Task to carry out: Scan the entries below and count the lines holding the string "Have". Supply only the number.

Items listed in a dataset:
########
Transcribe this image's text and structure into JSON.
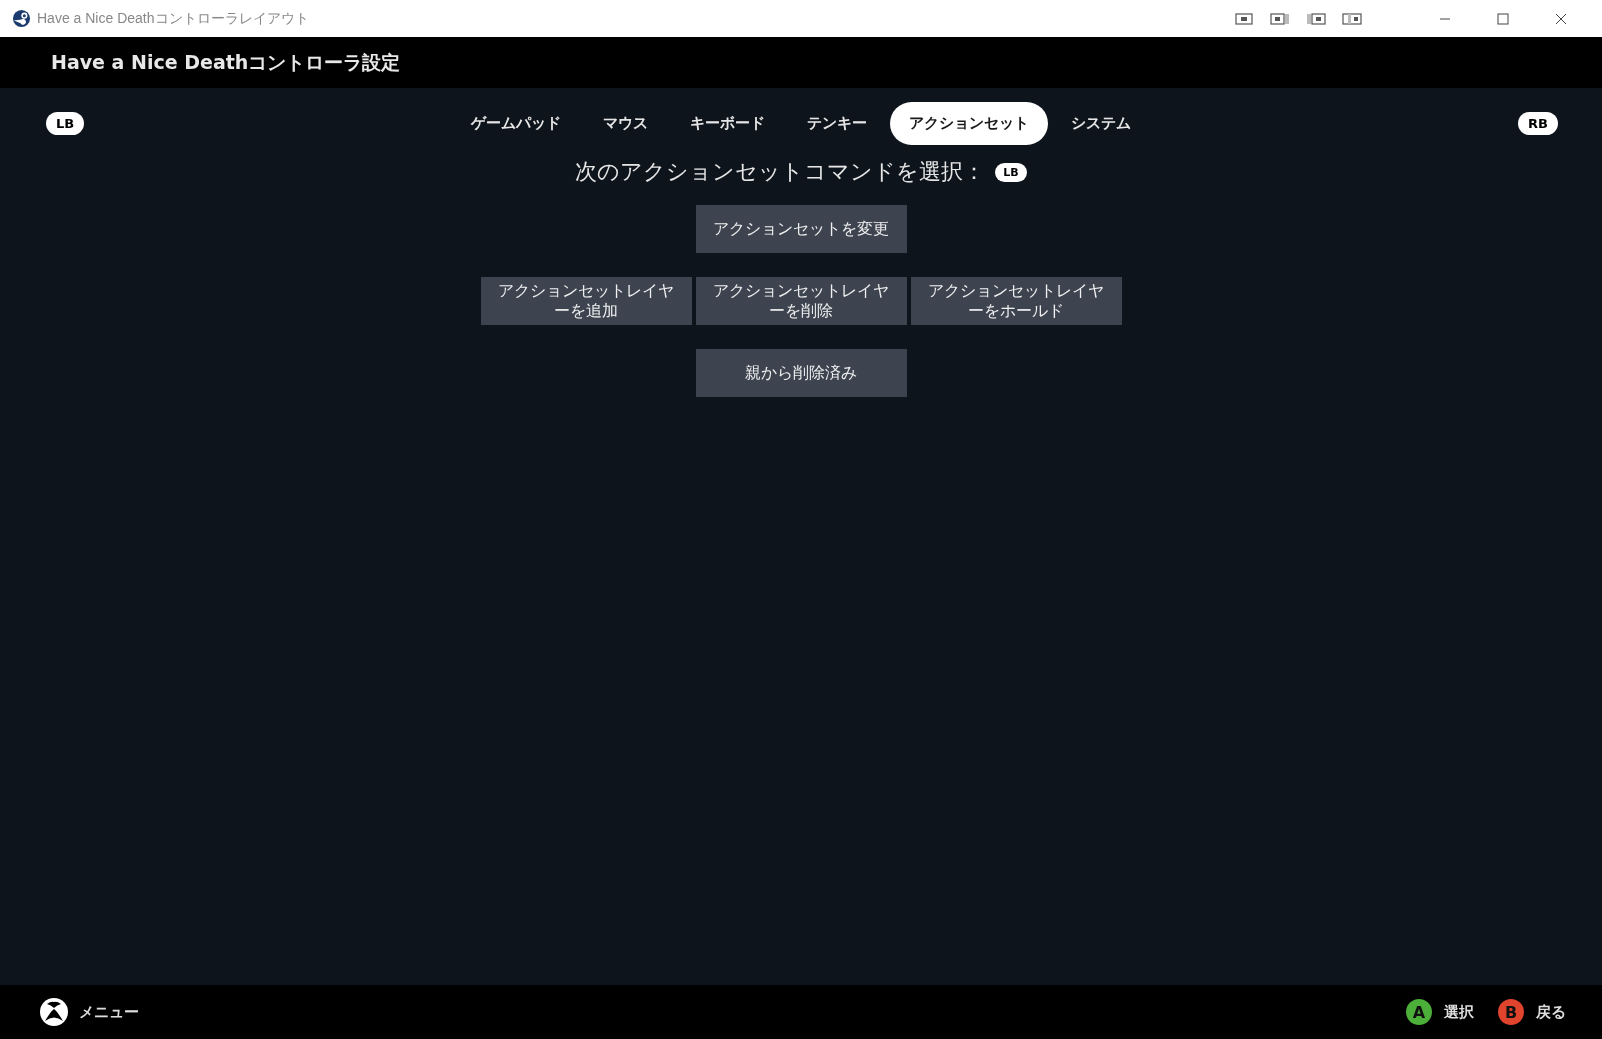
{
  "window": {
    "title": "Have a Nice Deathコントローラレイアウト"
  },
  "header": {
    "title": "Have a Nice Deathコントローラ設定"
  },
  "bumpers": {
    "left": "LB",
    "right": "RB"
  },
  "tabs": [
    {
      "label": "ゲームパッド",
      "selected": false
    },
    {
      "label": "マウス",
      "selected": false
    },
    {
      "label": "キーボード",
      "selected": false
    },
    {
      "label": "テンキー",
      "selected": false
    },
    {
      "label": "アクションセット",
      "selected": true
    },
    {
      "label": "システム",
      "selected": false
    }
  ],
  "prompt": {
    "text": "次のアクションセットコマンドを選択：",
    "badge": "LB"
  },
  "command_rows": [
    [
      "アクションセットを変更"
    ],
    [
      "アクションセットレイヤーを追加",
      "アクションセットレイヤーを削除",
      "アクションセットレイヤーをホールド"
    ],
    [
      "親から削除済み"
    ]
  ],
  "footer": {
    "menu": "メニュー",
    "actions": [
      {
        "key": "A",
        "label": "選択",
        "color": "#4caf3a"
      },
      {
        "key": "B",
        "label": "戻る",
        "color": "#e0442c"
      }
    ]
  }
}
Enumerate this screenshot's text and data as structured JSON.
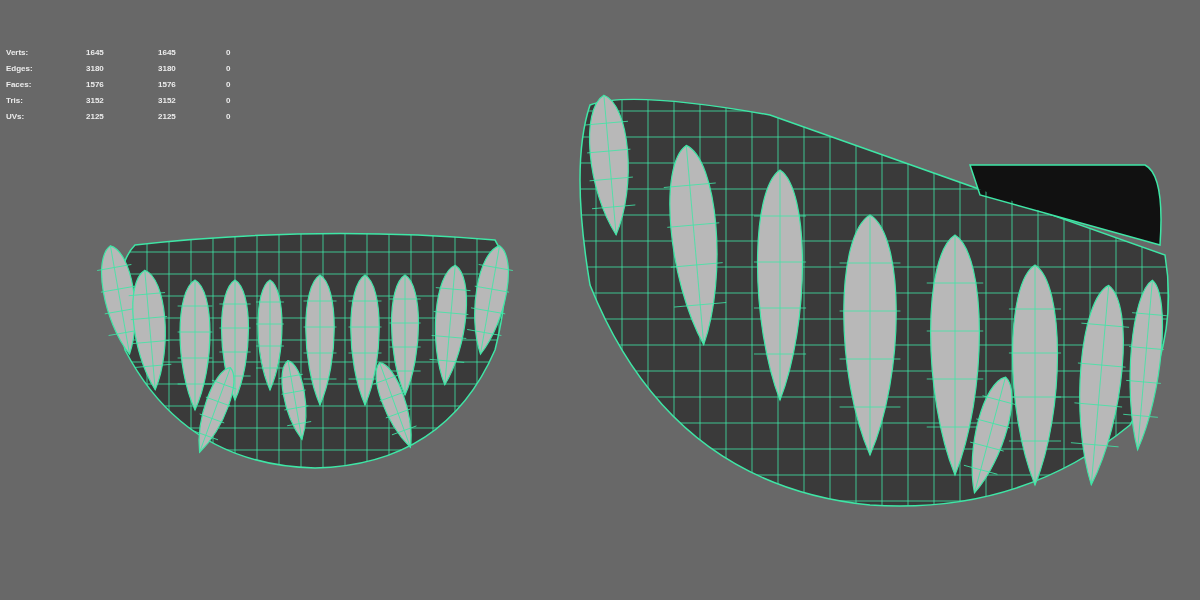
{
  "hud": {
    "rows": [
      {
        "label": "Verts:",
        "values": [
          "1645",
          "1645",
          "0"
        ]
      },
      {
        "label": "Edges:",
        "values": [
          "3180",
          "3180",
          "0"
        ]
      },
      {
        "label": "Faces:",
        "values": [
          "1576",
          "1576",
          "0"
        ]
      },
      {
        "label": "Tris:",
        "values": [
          "3152",
          "3152",
          "0"
        ]
      },
      {
        "label": "UVs:",
        "values": [
          "2125",
          "2125",
          "0"
        ]
      }
    ]
  }
}
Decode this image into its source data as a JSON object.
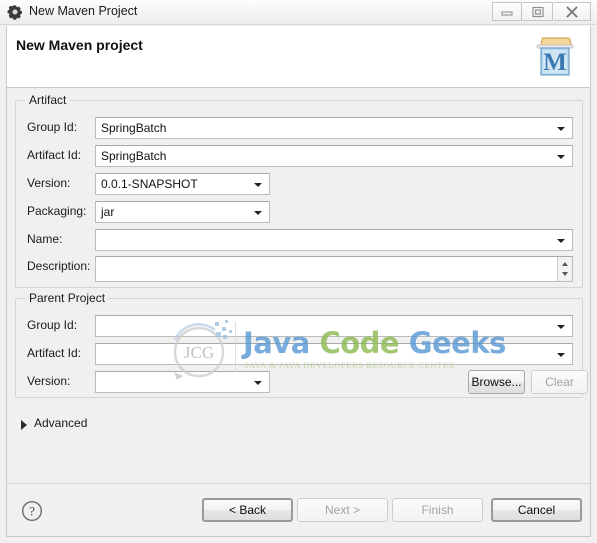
{
  "window": {
    "title": "New Maven Project",
    "icon": "gear-icon",
    "controls": {
      "minimize": "minimize-icon",
      "maximize": "restore-icon",
      "close": "close-icon"
    }
  },
  "header": {
    "title": "New Maven project",
    "icon": "maven-project-icon"
  },
  "artifact": {
    "legend": "Artifact",
    "fields": {
      "group_id": {
        "label": "Group Id:",
        "value": "SpringBatch",
        "placeholder": ""
      },
      "artifact_id": {
        "label": "Artifact Id:",
        "value": "SpringBatch",
        "placeholder": ""
      },
      "version": {
        "label": "Version:",
        "value": "0.0.1-SNAPSHOT",
        "placeholder": ""
      },
      "packaging": {
        "label": "Packaging:",
        "value": "jar",
        "placeholder": ""
      },
      "name": {
        "label": "Name:",
        "value": "",
        "placeholder": ""
      },
      "description": {
        "label": "Description:",
        "value": "",
        "placeholder": ""
      }
    }
  },
  "parent_project": {
    "legend": "Parent Project",
    "fields": {
      "group_id": {
        "label": "Group Id:",
        "value": "",
        "placeholder": ""
      },
      "artifact_id": {
        "label": "Artifact Id:",
        "value": "",
        "placeholder": ""
      },
      "version": {
        "label": "Version:",
        "value": "",
        "placeholder": ""
      }
    },
    "buttons": {
      "browse": {
        "label": "Browse...",
        "enabled": true
      },
      "clear": {
        "label": "Clear",
        "enabled": false
      }
    }
  },
  "advanced": {
    "label": "Advanced",
    "expanded": false,
    "icon": "chevron-right-icon"
  },
  "footer": {
    "help_icon": "help-icon",
    "buttons": {
      "back": {
        "label": "< Back",
        "enabled": true
      },
      "next": {
        "label": "Next >",
        "enabled": false
      },
      "finish": {
        "label": "Finish",
        "enabled": false
      },
      "cancel": {
        "label": "Cancel",
        "enabled": true
      }
    }
  },
  "watermark": {
    "monogram": "JCG",
    "word1": "Java",
    "word2": "Code",
    "word3": "Geeks",
    "subtitle": "JAVA & JAVA DEVELOPERS RESOURCE CENTER",
    "colors": {
      "blue": "#5b9bd5",
      "green": "#8fba54",
      "grey": "#c8c8c8"
    }
  }
}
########
Completed exercise: 2